Deeyah: She did not collapse under the pressure of violence
Imagine if white racists in Norway or Britain had targeted Deepika Thathaal, the former pop singer who has recently made her first feminist documentary, Banaz: An Honour Killing, which was shown on ITV1 at the end of October. As a brilliant and beautiful 17-year-old she had mixed the influences of the Asian music her immigrant parents knew with the sounds of Massive Attack and Portishead to become one of Norway's first Asian stars.

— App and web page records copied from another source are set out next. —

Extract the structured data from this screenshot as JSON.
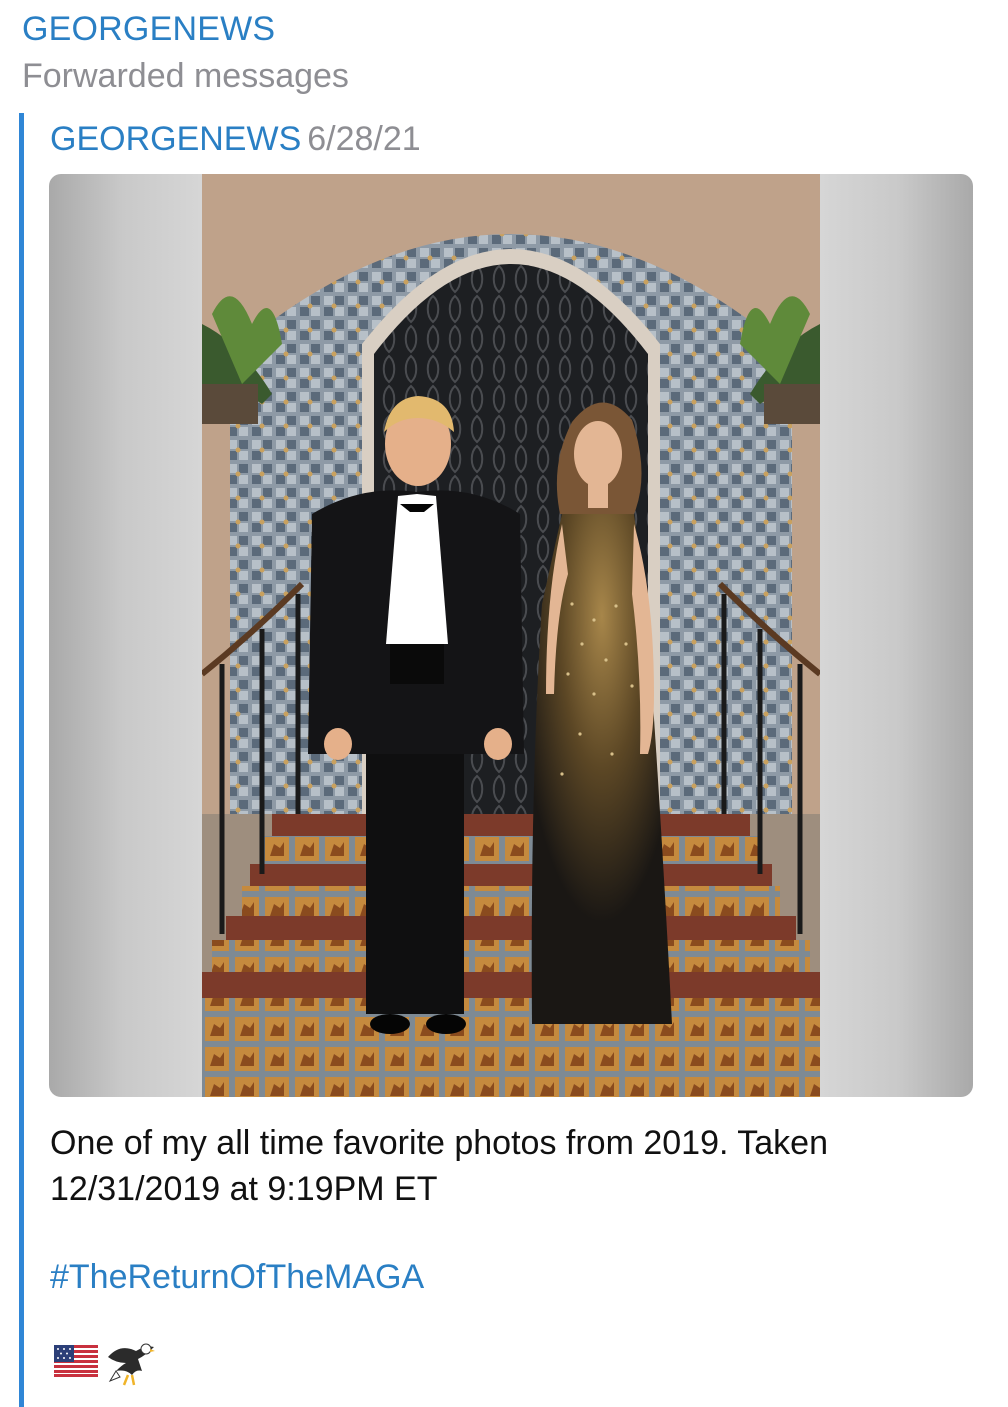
{
  "channel": {
    "title": "GEORGENEWS",
    "subtitle": "Forwarded messages"
  },
  "message": {
    "author": "GEORGENEWS",
    "date": "6/28/21",
    "caption": "One of my all time favorite photos from 2019. Taken 12/31/2019 at 9:19PM ET",
    "hashtag": "#TheReturnOfTheMAGA",
    "emojis": [
      "us-flag-icon",
      "eagle-icon"
    ]
  },
  "colors": {
    "accent": "#2a7fc4",
    "quote_bar": "#2f86d6",
    "muted": "#8e8e93",
    "text": "#111111"
  }
}
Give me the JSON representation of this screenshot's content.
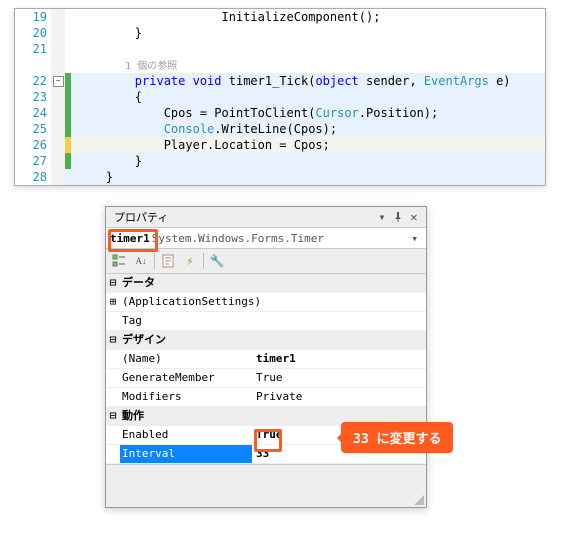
{
  "code": {
    "lines": [
      {
        "num": 19,
        "change": "",
        "fold": "",
        "hl": "",
        "segments": [
          {
            "t": "                    InitializeComponent();",
            "c": ""
          }
        ]
      },
      {
        "num": 20,
        "change": "",
        "fold": "",
        "hl": "",
        "segments": [
          {
            "t": "        }",
            "c": ""
          }
        ]
      },
      {
        "num": 21,
        "change": "",
        "fold": "",
        "hl": "",
        "segments": []
      },
      {
        "num": "",
        "change": "",
        "fold": "",
        "hl": "",
        "segments": [
          {
            "t": "        1 個の参照",
            "c": "ref-hint"
          }
        ]
      },
      {
        "num": 22,
        "change": "green",
        "fold": "-",
        "hl": "highlight",
        "segments": [
          {
            "t": "        ",
            "c": ""
          },
          {
            "t": "private",
            "c": "kw"
          },
          {
            "t": " ",
            "c": ""
          },
          {
            "t": "void",
            "c": "kw"
          },
          {
            "t": " timer1_Tick(",
            "c": ""
          },
          {
            "t": "object",
            "c": "kw"
          },
          {
            "t": " sender, ",
            "c": ""
          },
          {
            "t": "EventArgs",
            "c": "type"
          },
          {
            "t": " e)",
            "c": ""
          }
        ]
      },
      {
        "num": 23,
        "change": "green",
        "fold": "",
        "hl": "highlight",
        "segments": [
          {
            "t": "        {",
            "c": ""
          }
        ]
      },
      {
        "num": 24,
        "change": "green",
        "fold": "",
        "hl": "highlight",
        "segments": [
          {
            "t": "            Cpos = PointToClient(",
            "c": ""
          },
          {
            "t": "Cursor",
            "c": "type"
          },
          {
            "t": ".Position);",
            "c": ""
          }
        ]
      },
      {
        "num": 25,
        "change": "green",
        "fold": "",
        "hl": "highlight",
        "segments": [
          {
            "t": "            ",
            "c": ""
          },
          {
            "t": "Console",
            "c": "type"
          },
          {
            "t": ".WriteLine(Cpos);",
            "c": ""
          }
        ]
      },
      {
        "num": 26,
        "change": "yellow",
        "fold": "",
        "hl": "current",
        "segments": [
          {
            "t": "            Player.Location = Cpos;",
            "c": ""
          }
        ]
      },
      {
        "num": 27,
        "change": "green",
        "fold": "",
        "hl": "highlight",
        "segments": [
          {
            "t": "        }",
            "c": ""
          }
        ]
      },
      {
        "num": 28,
        "change": "",
        "fold": "",
        "hl": "highlight",
        "segments": [
          {
            "t": "    }",
            "c": ""
          }
        ]
      }
    ]
  },
  "properties": {
    "title": "プロパティ",
    "object_name": "timer1",
    "object_type": "System.Windows.Forms.Timer",
    "rows": [
      {
        "kind": "cat",
        "expand": "⊟",
        "label": "データ",
        "value": ""
      },
      {
        "kind": "prop",
        "expand": "⊞",
        "label": "(ApplicationSettings)",
        "value": ""
      },
      {
        "kind": "prop",
        "expand": "",
        "label": "Tag",
        "value": ""
      },
      {
        "kind": "cat",
        "expand": "⊟",
        "label": "デザイン",
        "value": ""
      },
      {
        "kind": "prop",
        "expand": "",
        "label": "(Name)",
        "value": "timer1",
        "bold": true
      },
      {
        "kind": "prop",
        "expand": "",
        "label": "GenerateMember",
        "value": "True"
      },
      {
        "kind": "prop",
        "expand": "",
        "label": "Modifiers",
        "value": "Private"
      },
      {
        "kind": "cat",
        "expand": "⊟",
        "label": "動作",
        "value": ""
      },
      {
        "kind": "prop",
        "expand": "",
        "label": "Enabled",
        "value": "True",
        "bold": true
      },
      {
        "kind": "prop",
        "expand": "",
        "label": "Interval",
        "value": "33",
        "selected": true
      }
    ]
  },
  "callout": "33 に変更する"
}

Her opponents dialled her parents' home and bellowed out poisonous threats. They burst into her classroom and screamed that she was "a slut, a whore, a prostitute". They attacked her on the street and stormed the stage during a concert in Oslo. She moved to London and relaunched herself as Deeyah, "the Muslim Madonna". With a touching naivety, she thought that Britain would be a safer country to work in than Norway. (She had visited as a child and been impressed to see Asian women outdoors in Western dresses without men attacking them.)

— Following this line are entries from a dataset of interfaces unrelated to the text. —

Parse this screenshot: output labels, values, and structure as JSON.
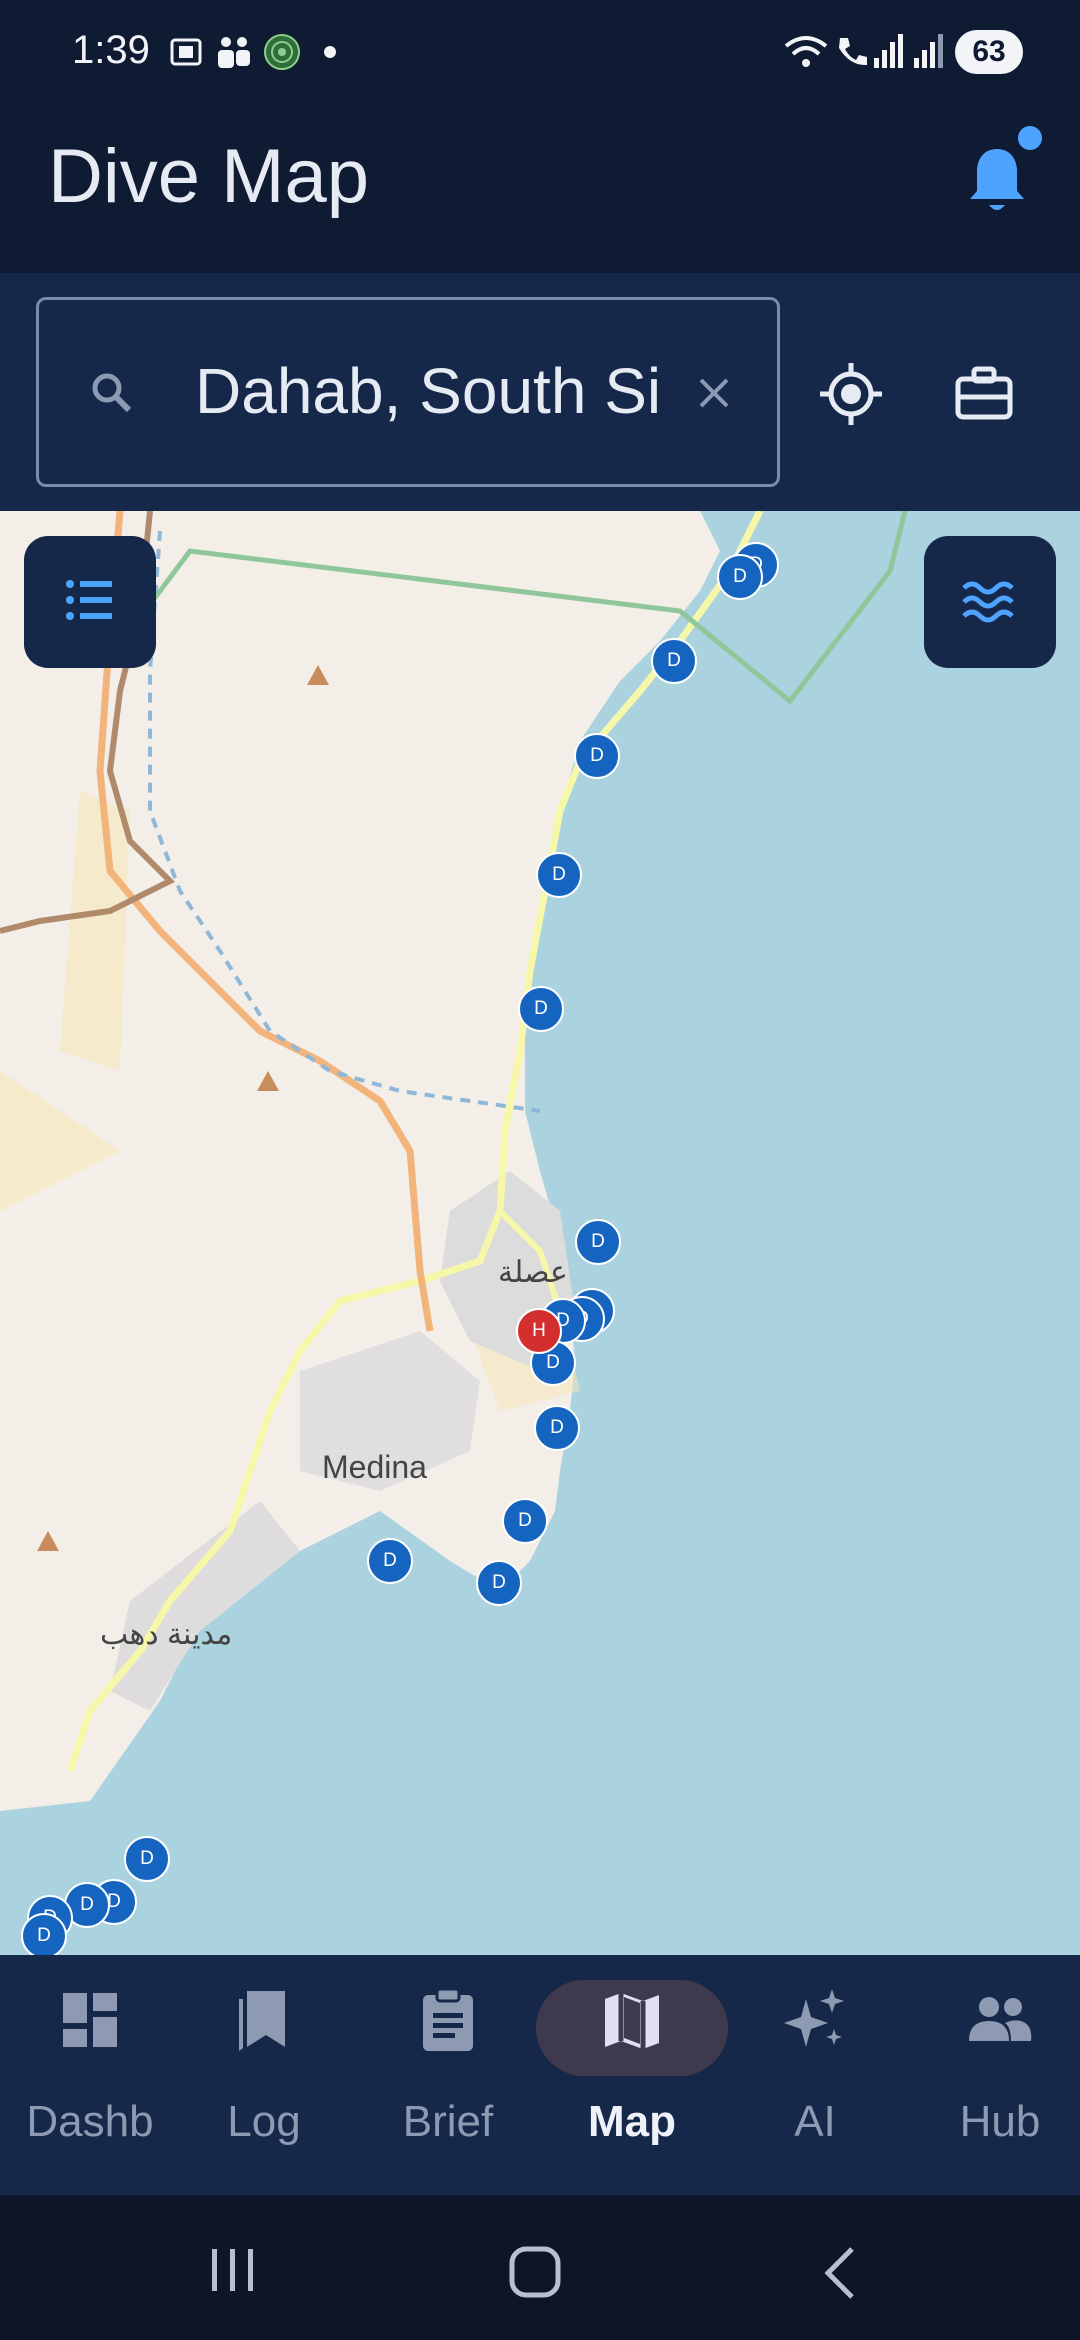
{
  "status_bar": {
    "time": "1:39",
    "battery": "63"
  },
  "app_bar": {
    "title": "Dive Map"
  },
  "search": {
    "value": "Dahab, South Sinai, Egypt"
  },
  "map": {
    "labels": {
      "city_ar": "مدينة دهب",
      "medina": "Medina",
      "asala_ar": "عصلة"
    },
    "dive_marker_letter": "D",
    "hotel_marker_letter": "H"
  },
  "bottom_nav": {
    "items": [
      {
        "label": "Dashb",
        "icon": "dashboard-icon",
        "active": false
      },
      {
        "label": "Log",
        "icon": "log-book-icon",
        "active": false
      },
      {
        "label": "Brief",
        "icon": "clipboard-icon",
        "active": false
      },
      {
        "label": "Map",
        "icon": "map-icon",
        "active": true
      },
      {
        "label": "AI",
        "icon": "sparkle-icon",
        "active": false
      },
      {
        "label": "Hub",
        "icon": "people-icon",
        "active": false
      }
    ]
  },
  "colors": {
    "accent": "#4ea3ff",
    "header_bg": "#0f1b32",
    "panel_bg": "#15284a",
    "dive_pin": "#1565c0",
    "hotel_pin": "#d32f2f",
    "sea": "#aad3df"
  }
}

One thought disturbed her reverie: "Why do I have this market all to myself? Why am I the only Muslim woman on the scene?"
She soon found out. She was forced to hire bodyguards. She was spat at in the street and warned that she would be cut into pieces. Deeyah could not take it. She and her liberal parents were living in fear. She announced that she was giving up on her dream of being a star, and fleeing the horrors of Europe in 2007 to find sanctuary in America.
I am not being fanciful if I imagine that had her tormentors been Norwegian neo-Nazis or the BNP, Deeyah would have become an anti-racist hero: a Muslim Stephen Lawrence. Artists would make her struggle against prejudice their struggle. Politicians would invite her to Westminster and the European Parliament. The BBC would see to it that she was never off air. Liberal society would embrace her and define itself by its response to prejudice and violence.